It was an eclectic group of businesses representing a variety of sectors.
All are at different stages of their development but the common denominator was their entrepreneurial spirit.
The room was fizzing with energy as we listened to stories about how these companies compete and look forward to growing and expanding across many international markets.
It is hard to teach entrepreneurship.
Only a certain kind of individual has the unique hunger and ability to take on the responsibilities and risks attached to starting or running a company.
If Ireland is to grow waves of successful companies to complement the multinationals who choose the Republic as a base then it must do better at fostering and encouraging domestic business.

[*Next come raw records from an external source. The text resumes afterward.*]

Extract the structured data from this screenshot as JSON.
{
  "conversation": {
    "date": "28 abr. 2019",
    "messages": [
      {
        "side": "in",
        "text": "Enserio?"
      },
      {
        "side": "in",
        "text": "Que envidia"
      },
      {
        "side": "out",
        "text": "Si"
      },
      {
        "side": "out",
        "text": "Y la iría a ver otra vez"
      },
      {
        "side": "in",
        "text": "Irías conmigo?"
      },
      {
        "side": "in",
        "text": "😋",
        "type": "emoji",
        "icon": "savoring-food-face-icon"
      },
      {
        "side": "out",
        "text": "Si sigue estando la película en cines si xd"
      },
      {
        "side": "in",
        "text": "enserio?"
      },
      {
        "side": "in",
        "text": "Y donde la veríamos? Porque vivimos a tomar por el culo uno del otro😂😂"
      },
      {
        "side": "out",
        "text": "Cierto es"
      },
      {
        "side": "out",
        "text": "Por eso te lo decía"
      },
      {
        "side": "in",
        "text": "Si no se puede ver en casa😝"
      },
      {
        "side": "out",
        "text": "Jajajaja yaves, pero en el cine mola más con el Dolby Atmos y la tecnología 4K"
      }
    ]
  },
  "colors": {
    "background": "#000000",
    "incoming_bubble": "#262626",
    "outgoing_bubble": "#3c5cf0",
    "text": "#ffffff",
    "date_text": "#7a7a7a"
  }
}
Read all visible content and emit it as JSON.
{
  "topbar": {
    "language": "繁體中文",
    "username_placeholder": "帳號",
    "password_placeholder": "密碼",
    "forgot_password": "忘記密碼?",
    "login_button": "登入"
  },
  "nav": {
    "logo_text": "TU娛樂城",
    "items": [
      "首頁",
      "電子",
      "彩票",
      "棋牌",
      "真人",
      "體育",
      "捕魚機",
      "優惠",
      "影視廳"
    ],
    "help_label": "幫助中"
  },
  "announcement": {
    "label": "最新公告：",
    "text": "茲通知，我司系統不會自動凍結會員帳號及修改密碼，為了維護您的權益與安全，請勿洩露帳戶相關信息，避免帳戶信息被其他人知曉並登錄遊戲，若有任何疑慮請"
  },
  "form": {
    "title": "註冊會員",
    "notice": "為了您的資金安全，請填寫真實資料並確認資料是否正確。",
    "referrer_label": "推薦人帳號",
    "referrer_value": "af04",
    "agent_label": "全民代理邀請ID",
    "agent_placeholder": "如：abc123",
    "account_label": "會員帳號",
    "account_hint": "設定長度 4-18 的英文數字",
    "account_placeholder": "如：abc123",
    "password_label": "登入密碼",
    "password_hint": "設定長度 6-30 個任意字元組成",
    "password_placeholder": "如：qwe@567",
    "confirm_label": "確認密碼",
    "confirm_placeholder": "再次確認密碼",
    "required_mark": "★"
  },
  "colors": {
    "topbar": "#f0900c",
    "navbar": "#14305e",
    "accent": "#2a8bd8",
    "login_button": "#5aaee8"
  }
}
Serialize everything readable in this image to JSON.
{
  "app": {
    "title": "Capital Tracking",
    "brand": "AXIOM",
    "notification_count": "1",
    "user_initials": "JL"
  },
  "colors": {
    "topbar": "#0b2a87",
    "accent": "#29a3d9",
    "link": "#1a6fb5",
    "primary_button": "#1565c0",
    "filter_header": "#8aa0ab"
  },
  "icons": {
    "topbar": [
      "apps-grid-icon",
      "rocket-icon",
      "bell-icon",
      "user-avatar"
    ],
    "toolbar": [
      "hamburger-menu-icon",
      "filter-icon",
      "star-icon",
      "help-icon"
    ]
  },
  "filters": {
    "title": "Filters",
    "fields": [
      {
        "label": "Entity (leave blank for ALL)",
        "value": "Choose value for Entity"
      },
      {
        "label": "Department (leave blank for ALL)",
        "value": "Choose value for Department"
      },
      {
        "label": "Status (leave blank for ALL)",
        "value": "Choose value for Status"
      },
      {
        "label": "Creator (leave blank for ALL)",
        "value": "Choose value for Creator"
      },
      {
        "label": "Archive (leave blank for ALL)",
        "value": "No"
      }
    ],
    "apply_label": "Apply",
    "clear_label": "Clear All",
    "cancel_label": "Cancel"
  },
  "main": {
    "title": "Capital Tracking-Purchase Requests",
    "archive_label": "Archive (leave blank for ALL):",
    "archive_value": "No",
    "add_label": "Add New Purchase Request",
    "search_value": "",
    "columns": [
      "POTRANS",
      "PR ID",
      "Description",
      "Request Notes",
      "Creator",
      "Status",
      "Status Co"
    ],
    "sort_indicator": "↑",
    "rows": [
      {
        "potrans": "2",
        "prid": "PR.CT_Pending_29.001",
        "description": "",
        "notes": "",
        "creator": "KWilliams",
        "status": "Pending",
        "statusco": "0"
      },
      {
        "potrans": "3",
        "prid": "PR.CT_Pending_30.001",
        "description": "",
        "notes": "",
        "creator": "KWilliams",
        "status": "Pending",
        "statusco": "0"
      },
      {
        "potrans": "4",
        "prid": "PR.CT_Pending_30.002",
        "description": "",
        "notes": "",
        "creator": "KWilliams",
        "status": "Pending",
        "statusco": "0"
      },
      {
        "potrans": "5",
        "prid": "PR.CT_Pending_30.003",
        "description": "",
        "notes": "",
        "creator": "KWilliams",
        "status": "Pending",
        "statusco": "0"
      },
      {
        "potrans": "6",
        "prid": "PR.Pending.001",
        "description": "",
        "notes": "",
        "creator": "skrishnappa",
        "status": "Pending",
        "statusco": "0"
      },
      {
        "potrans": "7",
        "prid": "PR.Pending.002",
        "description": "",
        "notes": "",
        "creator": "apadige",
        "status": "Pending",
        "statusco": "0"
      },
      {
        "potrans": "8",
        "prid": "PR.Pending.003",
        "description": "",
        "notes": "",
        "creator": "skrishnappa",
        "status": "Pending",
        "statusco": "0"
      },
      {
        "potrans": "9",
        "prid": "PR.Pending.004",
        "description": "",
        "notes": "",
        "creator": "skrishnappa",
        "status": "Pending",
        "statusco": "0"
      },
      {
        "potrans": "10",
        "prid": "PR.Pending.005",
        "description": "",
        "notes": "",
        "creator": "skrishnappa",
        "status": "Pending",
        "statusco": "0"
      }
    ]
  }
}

Enterprise Ireland (EI) has a strong reputation for its support of start-up companies but there is a problem with the way in which we help companies scale up and finance themselves.
Too often, the short-term appeal of hefty cheques convinces some entrepreneurs to cash in.
By so doing they pass over the future of those businesses to international concerns.
Finding ways to convince Irish entrepeneurs to stay independent is a challenge for policymakers.
I’m convinced both Enterprise Ireland and the Ireland Strategic Investment Fund (Isif) can play a key role in this if they work with the stock exchange to provide a funding package that allows companies to list with relative ease.
They already co-operate to run a programme for entrepreneurs.
However, they need to go a step further.
EI, ISIF, and the stock exchange should offer a funding package that only kicks in if a company can secure at least 75% of its funding needs from the private investment community.
If that is possible, then Isif and EI would invest in equity on exactly the same terms as those money managers while also contributing to the legal and accounting costs of the IPO if the listing is in Dublin.
Quite frankly, the pace of IPOs is pedestrian and that looks like continuing for the foreseeable future without some form of policy initiative.
Joe Gill is director of origination and corporate broking with Goodbody Stockbrokers. His views are personal.